The organically polluted waste water flows back into the waste water treatment system through the discharge passages. The washed-out substances remain in the lower funnel tip and in the pump housing. By opening the slide gate and simultaneous running of the vortex wheel the vortex device works as a pump. Accordingly, the residual substances can be pumped to the desiccation container, a centrifuge or other system for further treatment.
In principle, it is possible to arrange the driving motor for the vortex wheel outside the mixture. In such a case, however, the shaft extending through the mixture for driving the vortex wheel will be allowed to run within a tube to prevent that fiber material collects around the shaft. But in a specially preferred manner the vortex wheel will be connected, however, directly to the driven shaft of the driving motor aggregate--to the electric motor itself or to an driven shaft of a secondary transmission --namely close to the exit of this driven shaft from the case of the driving motor aggregate. In this way especially fibrous substances are prevented from accumulating to thicker bales around the rotating shaft between the driving motor aggregate and the vortex wheel.

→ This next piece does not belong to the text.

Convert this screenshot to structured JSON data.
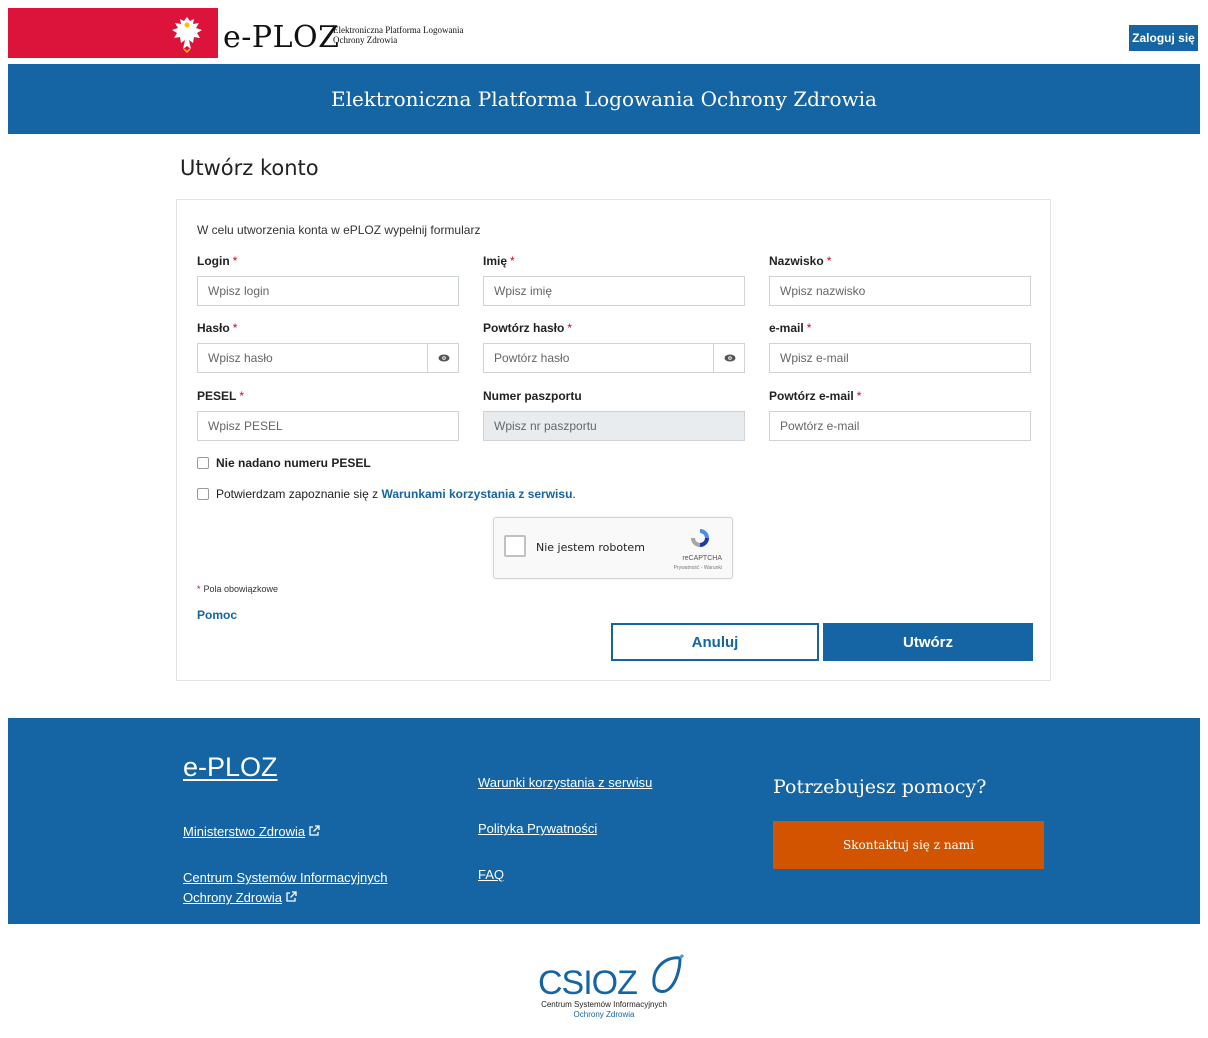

If the vortex wheel has a gap on its periphery towards a pan and/or stationary surroundings, the danger exists that long-fiber substances such as stockings and the like or also sand will accumulate and/or get stuck, at least impairing or even preventing the running quality of the vortex wheel. As a counter measure a passage is provided from the bottom side, i.e. outside the space of the washing pan, which terminates in the region of said annular gap. Also plural gaps can be provided distributed over this circumference. Through said passage water or air are supplied. By the rotation of the vortex wheel, however, this annular gap is circumferentially cleared merely on one location, even if water and/or air are fed. If air is used, which is strongly swirled by the vortex wheel rotating at a high speed, small air bubbles will be produced with adherent fine solids which together with the air bubbles drift to the surface where they form a surface scum. This surface scum can be removed with the air of a special device. The idea of supplying gas, a gas-liquid mixture and/or air meets the idea of introducing air into the region of swirling for increasing flotation.
The present application is a continuation of the parent application Ser. No. 178,278, filed as PCT/DE92/00557, Jun. 6, 1992, published as WO93/01000, Jan. 21, 1993 now abandoned.